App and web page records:
----------

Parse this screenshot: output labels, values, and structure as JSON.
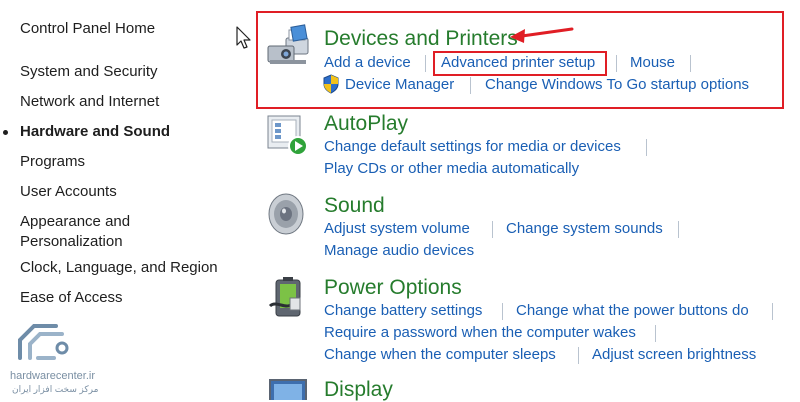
{
  "sidebar": {
    "items": [
      {
        "label": "Control Panel Home"
      },
      {
        "label": "System and Security"
      },
      {
        "label": "Network and Internet"
      },
      {
        "label": "Hardware and Sound"
      },
      {
        "label": "Programs"
      },
      {
        "label": "User Accounts"
      },
      {
        "label": "Appearance and"
      },
      {
        "label": "Personalization"
      },
      {
        "label": "Clock, Language, and Region"
      },
      {
        "label": "Ease of Access"
      }
    ]
  },
  "categories": {
    "devices": {
      "title": "Devices and Printers",
      "links": [
        "Add a device",
        "Advanced printer setup",
        "Mouse",
        "Device Manager",
        "Change Windows To Go startup options"
      ]
    },
    "autoplay": {
      "title": "AutoPlay",
      "links": [
        "Change default settings for media or devices",
        "Play CDs or other media automatically"
      ]
    },
    "sound": {
      "title": "Sound",
      "links": [
        "Adjust system volume",
        "Change system sounds",
        "Manage audio devices"
      ]
    },
    "power": {
      "title": "Power Options",
      "links": [
        "Change battery settings",
        "Change what the power buttons do",
        "Require a password when the computer wakes",
        "Change when the computer sleeps",
        "Adjust screen brightness"
      ]
    },
    "display": {
      "title": "Display"
    }
  },
  "watermark": {
    "site": "hardwarecenter.ir",
    "tagline": "مرکز سخت افزار ایران"
  },
  "colors": {
    "title_green": "#267c2d",
    "link_blue": "#1a5fb4",
    "annotation_red": "#e01e25"
  }
}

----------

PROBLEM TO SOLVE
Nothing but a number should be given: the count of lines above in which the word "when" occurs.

REPLY
2